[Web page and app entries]
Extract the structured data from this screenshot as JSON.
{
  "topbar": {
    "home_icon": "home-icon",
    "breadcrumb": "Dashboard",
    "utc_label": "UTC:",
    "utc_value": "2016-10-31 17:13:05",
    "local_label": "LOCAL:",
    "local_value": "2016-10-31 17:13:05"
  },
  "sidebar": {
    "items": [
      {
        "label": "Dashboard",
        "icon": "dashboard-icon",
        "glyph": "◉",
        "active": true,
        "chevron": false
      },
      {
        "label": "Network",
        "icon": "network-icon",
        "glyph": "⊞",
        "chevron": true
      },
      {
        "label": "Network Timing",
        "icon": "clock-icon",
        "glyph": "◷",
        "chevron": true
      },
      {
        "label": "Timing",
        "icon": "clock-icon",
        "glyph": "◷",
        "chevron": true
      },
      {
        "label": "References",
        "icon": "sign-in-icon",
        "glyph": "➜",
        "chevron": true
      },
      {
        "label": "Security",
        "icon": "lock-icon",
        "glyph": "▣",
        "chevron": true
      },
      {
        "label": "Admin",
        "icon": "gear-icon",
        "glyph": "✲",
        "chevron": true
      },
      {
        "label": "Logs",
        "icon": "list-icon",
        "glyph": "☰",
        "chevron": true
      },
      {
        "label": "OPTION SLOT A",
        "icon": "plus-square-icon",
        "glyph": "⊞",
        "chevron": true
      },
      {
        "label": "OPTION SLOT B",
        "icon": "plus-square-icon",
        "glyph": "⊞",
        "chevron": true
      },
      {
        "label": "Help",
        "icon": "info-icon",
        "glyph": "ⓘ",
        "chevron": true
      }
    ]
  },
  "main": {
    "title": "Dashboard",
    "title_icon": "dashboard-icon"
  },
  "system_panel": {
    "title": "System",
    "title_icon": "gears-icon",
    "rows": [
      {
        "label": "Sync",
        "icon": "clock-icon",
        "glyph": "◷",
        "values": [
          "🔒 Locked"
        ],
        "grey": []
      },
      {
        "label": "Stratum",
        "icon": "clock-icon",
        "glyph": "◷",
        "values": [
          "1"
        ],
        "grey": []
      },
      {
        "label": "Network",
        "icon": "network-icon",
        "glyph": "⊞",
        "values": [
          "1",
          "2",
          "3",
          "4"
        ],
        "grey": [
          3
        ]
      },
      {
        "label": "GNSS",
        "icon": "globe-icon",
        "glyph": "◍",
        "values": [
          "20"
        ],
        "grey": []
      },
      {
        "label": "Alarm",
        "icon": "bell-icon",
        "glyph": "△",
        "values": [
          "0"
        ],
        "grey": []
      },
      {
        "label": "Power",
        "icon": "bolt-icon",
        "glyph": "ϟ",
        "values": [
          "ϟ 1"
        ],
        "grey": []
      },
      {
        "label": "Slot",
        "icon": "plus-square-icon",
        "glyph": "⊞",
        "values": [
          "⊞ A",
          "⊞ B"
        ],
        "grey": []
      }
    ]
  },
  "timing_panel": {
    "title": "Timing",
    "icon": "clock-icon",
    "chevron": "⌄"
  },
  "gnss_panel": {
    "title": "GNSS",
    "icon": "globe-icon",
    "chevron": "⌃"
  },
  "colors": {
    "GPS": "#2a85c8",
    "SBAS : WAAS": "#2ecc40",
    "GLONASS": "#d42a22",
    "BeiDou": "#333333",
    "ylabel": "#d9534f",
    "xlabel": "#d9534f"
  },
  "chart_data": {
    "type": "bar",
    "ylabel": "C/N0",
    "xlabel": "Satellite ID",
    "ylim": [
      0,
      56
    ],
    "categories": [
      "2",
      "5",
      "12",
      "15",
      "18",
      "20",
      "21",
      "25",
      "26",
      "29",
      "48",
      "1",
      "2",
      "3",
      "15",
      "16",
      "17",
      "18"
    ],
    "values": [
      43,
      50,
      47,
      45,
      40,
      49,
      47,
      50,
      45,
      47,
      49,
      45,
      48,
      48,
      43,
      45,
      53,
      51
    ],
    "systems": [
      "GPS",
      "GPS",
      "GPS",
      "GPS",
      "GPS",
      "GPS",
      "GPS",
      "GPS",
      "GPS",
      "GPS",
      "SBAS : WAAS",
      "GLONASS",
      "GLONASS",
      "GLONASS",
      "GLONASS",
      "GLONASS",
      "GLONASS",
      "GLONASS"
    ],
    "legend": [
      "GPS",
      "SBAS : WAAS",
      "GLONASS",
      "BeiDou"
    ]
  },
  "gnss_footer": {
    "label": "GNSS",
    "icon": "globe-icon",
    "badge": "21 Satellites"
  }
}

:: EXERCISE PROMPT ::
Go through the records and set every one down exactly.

:: FINISHED EXERCISE ::
Extract the structured data from this screenshot as JSON.
{
  "topbar": {
    "home_icon": "home-icon",
    "breadcrumb": "Dashboard",
    "utc_label": "UTC:",
    "utc_value": "2016-10-31 17:13:05",
    "local_label": "LOCAL:",
    "local_value": "2016-10-31 17:13:05"
  },
  "sidebar": {
    "items": [
      {
        "label": "Dashboard",
        "icon": "dashboard-icon",
        "glyph": "◉",
        "active": true,
        "chevron": false
      },
      {
        "label": "Network",
        "icon": "network-icon",
        "glyph": "⊞",
        "chevron": true
      },
      {
        "label": "Network Timing",
        "icon": "clock-icon",
        "glyph": "◷",
        "chevron": true
      },
      {
        "label": "Timing",
        "icon": "clock-icon",
        "glyph": "◷",
        "chevron": true
      },
      {
        "label": "References",
        "icon": "sign-in-icon",
        "glyph": "➜",
        "chevron": true
      },
      {
        "label": "Security",
        "icon": "lock-icon",
        "glyph": "▣",
        "chevron": true
      },
      {
        "label": "Admin",
        "icon": "gear-icon",
        "glyph": "✲",
        "chevron": true
      },
      {
        "label": "Logs",
        "icon": "list-icon",
        "glyph": "☰",
        "chevron": true
      },
      {
        "label": "OPTION SLOT A",
        "icon": "plus-square-icon",
        "glyph": "⊞",
        "chevron": true
      },
      {
        "label": "OPTION SLOT B",
        "icon": "plus-square-icon",
        "glyph": "⊞",
        "chevron": true
      },
      {
        "label": "Help",
        "icon": "info-icon",
        "glyph": "ⓘ",
        "chevron": true
      }
    ]
  },
  "main": {
    "title": "Dashboard",
    "title_icon": "dashboard-icon"
  },
  "system_panel": {
    "title": "System",
    "title_icon": "gears-icon",
    "rows": [
      {
        "label": "Sync",
        "icon": "clock-icon",
        "glyph": "◷",
        "values": [
          "🔒 Locked"
        ],
        "grey": []
      },
      {
        "label": "Stratum",
        "icon": "clock-icon",
        "glyph": "◷",
        "values": [
          "1"
        ],
        "grey": []
      },
      {
        "label": "Network",
        "icon": "network-icon",
        "glyph": "⊞",
        "values": [
          "1",
          "2",
          "3",
          "4"
        ],
        "grey": [
          3
        ]
      },
      {
        "label": "GNSS",
        "icon": "globe-icon",
        "glyph": "◍",
        "values": [
          "20"
        ],
        "grey": []
      },
      {
        "label": "Alarm",
        "icon": "bell-icon",
        "glyph": "△",
        "values": [
          "0"
        ],
        "grey": []
      },
      {
        "label": "Power",
        "icon": "bolt-icon",
        "glyph": "ϟ",
        "values": [
          "ϟ 1"
        ],
        "grey": []
      },
      {
        "label": "Slot",
        "icon": "plus-square-icon",
        "glyph": "⊞",
        "values": [
          "⊞ A",
          "⊞ B"
        ],
        "grey": []
      }
    ]
  },
  "timing_panel": {
    "title": "Timing",
    "icon": "clock-icon",
    "chevron": "⌄"
  },
  "gnss_panel": {
    "title": "GNSS",
    "icon": "globe-icon",
    "chevron": "⌃"
  },
  "colors": {
    "GPS": "#2a85c8",
    "SBAS : WAAS": "#2ecc40",
    "GLONASS": "#d42a22",
    "BeiDou": "#333333",
    "ylabel": "#d9534f",
    "xlabel": "#d9534f"
  },
  "chart_data": {
    "type": "bar",
    "ylabel": "C/N0",
    "xlabel": "Satellite ID",
    "ylim": [
      0,
      56
    ],
    "categories": [
      "2",
      "5",
      "12",
      "15",
      "18",
      "20",
      "21",
      "25",
      "26",
      "29",
      "48",
      "1",
      "2",
      "3",
      "15",
      "16",
      "17",
      "18"
    ],
    "values": [
      43,
      50,
      47,
      45,
      40,
      49,
      47,
      50,
      45,
      47,
      49,
      45,
      48,
      48,
      43,
      45,
      53,
      51
    ],
    "systems": [
      "GPS",
      "GPS",
      "GPS",
      "GPS",
      "GPS",
      "GPS",
      "GPS",
      "GPS",
      "GPS",
      "GPS",
      "SBAS : WAAS",
      "GLONASS",
      "GLONASS",
      "GLONASS",
      "GLONASS",
      "GLONASS",
      "GLONASS",
      "GLONASS"
    ],
    "legend": [
      "GPS",
      "SBAS : WAAS",
      "GLONASS",
      "BeiDou"
    ]
  },
  "gnss_footer": {
    "label": "GNSS",
    "icon": "globe-icon",
    "badge": "21 Satellites"
  }
}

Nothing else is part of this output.